By Faith Karimi
After a 24-hour manhunt that paralyzed the Boston area, authorities captured the suspect in this week's marathon bombings. In the aftermath, his older brother -- also a suspect -- lay dead, and so did a police officer believed killed by the two.
A quick glance at the five major developments.
Police arrested Dzhokar Tsarnaev, 19, after a long night of terror and mayhem in the Boston area.
The teen bombing suspect suffered serious injuries and is hospitalized at Beth Israel Deaconess Medical Center, a hospital spokesman said.
The standoff and subsequent arrest Friday night came just minutes after frustrated authorities indicated during a news conference that a manhunt for the suspect came up empty.
HOW IT STARTED
Police responded Thursday night to a call on the Massachusetts Institute of Technology campus, where university police officer Sean Collier, 26, was fatally shot.

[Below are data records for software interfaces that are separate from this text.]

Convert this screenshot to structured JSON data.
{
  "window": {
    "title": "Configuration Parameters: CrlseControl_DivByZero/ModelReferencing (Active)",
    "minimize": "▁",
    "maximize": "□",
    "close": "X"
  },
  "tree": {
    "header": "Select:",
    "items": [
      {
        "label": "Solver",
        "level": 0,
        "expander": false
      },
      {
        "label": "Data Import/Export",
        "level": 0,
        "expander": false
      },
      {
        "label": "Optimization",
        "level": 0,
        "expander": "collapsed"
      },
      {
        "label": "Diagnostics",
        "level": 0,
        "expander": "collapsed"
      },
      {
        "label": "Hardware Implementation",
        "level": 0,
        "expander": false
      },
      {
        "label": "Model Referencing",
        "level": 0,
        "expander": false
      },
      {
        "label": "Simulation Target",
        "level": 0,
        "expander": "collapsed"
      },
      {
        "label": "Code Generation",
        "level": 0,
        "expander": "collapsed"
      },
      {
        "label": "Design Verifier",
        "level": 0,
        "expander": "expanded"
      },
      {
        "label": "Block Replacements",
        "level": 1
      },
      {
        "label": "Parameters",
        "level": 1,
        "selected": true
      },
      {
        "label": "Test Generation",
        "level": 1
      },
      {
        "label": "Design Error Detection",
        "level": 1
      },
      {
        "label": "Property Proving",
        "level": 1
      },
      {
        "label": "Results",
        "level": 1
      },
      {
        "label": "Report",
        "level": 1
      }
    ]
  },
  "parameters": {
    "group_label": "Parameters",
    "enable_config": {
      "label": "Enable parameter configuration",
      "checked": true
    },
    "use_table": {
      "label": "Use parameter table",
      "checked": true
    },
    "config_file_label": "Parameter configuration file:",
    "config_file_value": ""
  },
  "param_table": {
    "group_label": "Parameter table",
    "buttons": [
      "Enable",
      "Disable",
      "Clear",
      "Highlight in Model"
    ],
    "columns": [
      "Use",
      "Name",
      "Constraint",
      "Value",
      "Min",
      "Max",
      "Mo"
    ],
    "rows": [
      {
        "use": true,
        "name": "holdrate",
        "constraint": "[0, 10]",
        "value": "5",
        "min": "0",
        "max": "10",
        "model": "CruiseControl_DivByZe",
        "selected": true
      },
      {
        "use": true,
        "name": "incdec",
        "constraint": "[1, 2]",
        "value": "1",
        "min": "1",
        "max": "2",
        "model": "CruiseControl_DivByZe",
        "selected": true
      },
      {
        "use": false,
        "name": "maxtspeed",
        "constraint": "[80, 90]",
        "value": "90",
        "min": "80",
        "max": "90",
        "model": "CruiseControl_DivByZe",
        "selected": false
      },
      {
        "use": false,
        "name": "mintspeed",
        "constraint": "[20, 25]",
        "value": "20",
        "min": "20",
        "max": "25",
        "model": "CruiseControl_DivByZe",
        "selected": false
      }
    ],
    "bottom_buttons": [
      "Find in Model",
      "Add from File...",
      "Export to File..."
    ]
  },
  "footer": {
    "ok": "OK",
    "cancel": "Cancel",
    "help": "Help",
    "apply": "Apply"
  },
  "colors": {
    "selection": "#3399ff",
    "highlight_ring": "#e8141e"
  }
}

Police believe the Boston Marathon bombing suspects, Dzhokar and Tamerlan Tsarnaev, were responsible for the shooting.
Soon after the alleged attack, the two suspects hijacked a car at gunpoint in Cambridge, taking the driver hostage. They later released the hostage at a gas station, and as a police chase ensued, the suspects hurled a grenade and pipe bombs at officers in hot pursuit.
A NIGHT OF MAYHEM
Authorities used the tracking device in the carjacked Mercedes to track the brothers to Watertown.
However, the suspects were determined not to go down without a fight. Explosives and gunfire rang into the night, sending residents scattering.
Officers fired back, striking a man later identified as Tamerlan Tsarnaev, 26.
He was suspect No. 1 in the Boston Marathon bombings that killed three people and injured about 180 others.
He was wearing explosives when his body was recovered, a source said.
The younger brother -- suspect No. 2 -- fled into the night.
Authorities asked Boston-area residents not to leave their homes Friday as they went door-to-door searching for the suspect. They shut down transportation services and asked residents to stay home as a massive manhunt ensued.
About 6 p.m., a frustrated Gov. Deval Patrick lifted the lockdown and said mass transit service has resumed. He urged residents to be vigilant because the suspect was still on the run.
Not too long after the lockdown was lifted, there was some good news.
Massachusetts authorities arrested the teen after a resident found him in his boat in Watertown. The man saw blood on his boat in the backyard, and the suspect bleeding under a tarp.
Police converged on the scene and asked the teen to surrender.
"Come out on your own terms. We know you're in there. Come out with your hands up," officers said.
Police and the suspect exchanged gunfire.
He was found in a boat in the yard of a home close to where he and his older brother engaged in a shootout with police nearly 24 hours earlier.
"We've closed an important chapter in this tragedy," President Barack Obama said after the arrest.
2 BROTHERS, 2 ENDINGS
The brothers came from the Russian Caucasus region and moved to Kazakhstan at a young age before coming to the United States several years ago. The younger brother was 8 years old at the time, according to relatives. He came to the United States as a tourist with his family in the early 2000s and later asked for asylum. He became a naturalized U.S. citizen last year, according to a federal official.
He attended the University of Massachusetts-Dartmouth.
The older brother was not a citizen, but was lawfully in the United States as a green-card holder. He studied engineering at Bunker Hill Community College just outside Boston, but had taken the year off to train as a boxer, sources told CNN.
The family of Katherine Russell, his wife, issued a letter saying their "hearts are sickened by the knowledge of the horror he has inflicted."
FBI agents interviewed the older brother two years ago at the request of a foreign government, but found no connection with terror groups. An agency official declined to to name the foreign government, but said the FBI took various investigative steps, including looking at his travel history and checking databases for derogatory information.